I must first confess that YA Fiction is not my genre of choice, but the promise of a novel about getting a novel published intrigued me, especially when the novel getting published within the novel about the publishing world is basically a ghost story, which *IS* a genre I have a lot of experience with.

I first came to know Scott’s work by way of one of his more adult science fiction novels, “Evolution’s Darling”. From there I went on to read “The Risen Empire” and “The Killing of Worlds”. Having enjoyed all three of those, while at the same time proclaiming I wasn’t really into Sci-Fi, I figured I’d give “Afterworlds” a shot and step back into my youthful days when I did read YA Fiction in the form of Nancy Drew murder mysteries.

With “Afterworlds” you will be getting a two for the price of one storyline. Scott’s clear and descriptive style quickly pulled me into both worlds.

We first meet Darcy Patel who has just had her first novel accepted for publication. She’s put college aside and strikes out to live in NYC, much to the dismay of her parents. With $150,000 to live on until the novel is released and the royalties start coming in, Darcy quickly finds herself noodling her way through the city with fellow YA novelist, Imogen Gray. Imogen and fellow writer friends, encourage the 18-year-old Darcy by sharing tips and research methods, both to Darcy’s amusement and horror.

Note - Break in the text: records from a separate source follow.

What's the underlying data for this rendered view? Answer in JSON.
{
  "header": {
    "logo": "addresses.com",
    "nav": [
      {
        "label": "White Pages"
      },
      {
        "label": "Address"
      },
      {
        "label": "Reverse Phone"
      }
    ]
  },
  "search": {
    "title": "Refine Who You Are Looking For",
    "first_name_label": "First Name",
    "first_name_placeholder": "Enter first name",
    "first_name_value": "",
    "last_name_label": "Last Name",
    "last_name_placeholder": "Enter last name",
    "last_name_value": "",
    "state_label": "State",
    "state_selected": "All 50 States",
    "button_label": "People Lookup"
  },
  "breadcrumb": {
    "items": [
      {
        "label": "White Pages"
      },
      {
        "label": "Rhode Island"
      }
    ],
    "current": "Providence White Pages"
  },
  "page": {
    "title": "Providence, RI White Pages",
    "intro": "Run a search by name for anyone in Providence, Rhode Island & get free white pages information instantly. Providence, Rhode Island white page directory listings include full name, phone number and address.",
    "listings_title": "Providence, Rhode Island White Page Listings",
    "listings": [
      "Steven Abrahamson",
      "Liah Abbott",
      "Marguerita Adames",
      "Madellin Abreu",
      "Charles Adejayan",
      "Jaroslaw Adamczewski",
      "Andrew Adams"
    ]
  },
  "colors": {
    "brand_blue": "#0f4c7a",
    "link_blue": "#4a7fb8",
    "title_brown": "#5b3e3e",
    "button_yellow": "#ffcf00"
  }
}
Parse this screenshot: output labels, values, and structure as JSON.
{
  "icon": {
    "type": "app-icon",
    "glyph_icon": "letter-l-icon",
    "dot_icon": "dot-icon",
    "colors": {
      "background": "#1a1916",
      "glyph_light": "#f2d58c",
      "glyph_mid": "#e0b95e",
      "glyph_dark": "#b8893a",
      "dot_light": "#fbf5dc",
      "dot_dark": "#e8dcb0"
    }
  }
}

But Darcy is not the only one facing a strange new world. Second we have Lizzie, the lead character in Darcy’s version of “Afterworlds” whose life changes drastically after she finds herself the only surviving victim at an airport terrorist attack by playing dead. Lizzie plays dead just a little too well and enters a very unique rendering of the afterlife. Here she meets Yamaraj who offers up some ‘YA Hotness’ in the form of a Hindu Death God. Yamaraj does his best to teach Lizzie the ins and outs of what she’s become, but it quickly becomes clear he’s not telling her everything she needs to know. These withheld lessons lead Lizzie down a much darker path than she or Yamaraj would like her to take.

Both stories were very enjoyable. I loved learning from Darcy and company. I could easily see myself in her shoes, struggling with doubts about herself as a writer and the novel she’s written almost too easily. The lengths she and Imogen go to in the name of research made me laugh out loud and are so, so relatable. Scott’s recreation of the world beyond death that Lizzie experiences is like nothing I’ve read about before. It’s about as new and refreshing as one can get when it comes to life beyond the grave.

Have I been converted to being a big fan of YA Fiction? Probably not, but “Afterworlds” will certainly appeal to Westerfeld’s longtime fans and will likely bring in new ones. He’s done an amazing job. My one and only ‘complaint’ about this novel is that I think it would have been easier for me to read and enjoy had the two parts been presented separately. I would have liked knowing about the trials and tribulations of Darcy first, leading me towards the reward of finally getting to read the novel she struggled with for so long.

Four out of Five Stars, because nothing is ever perfect.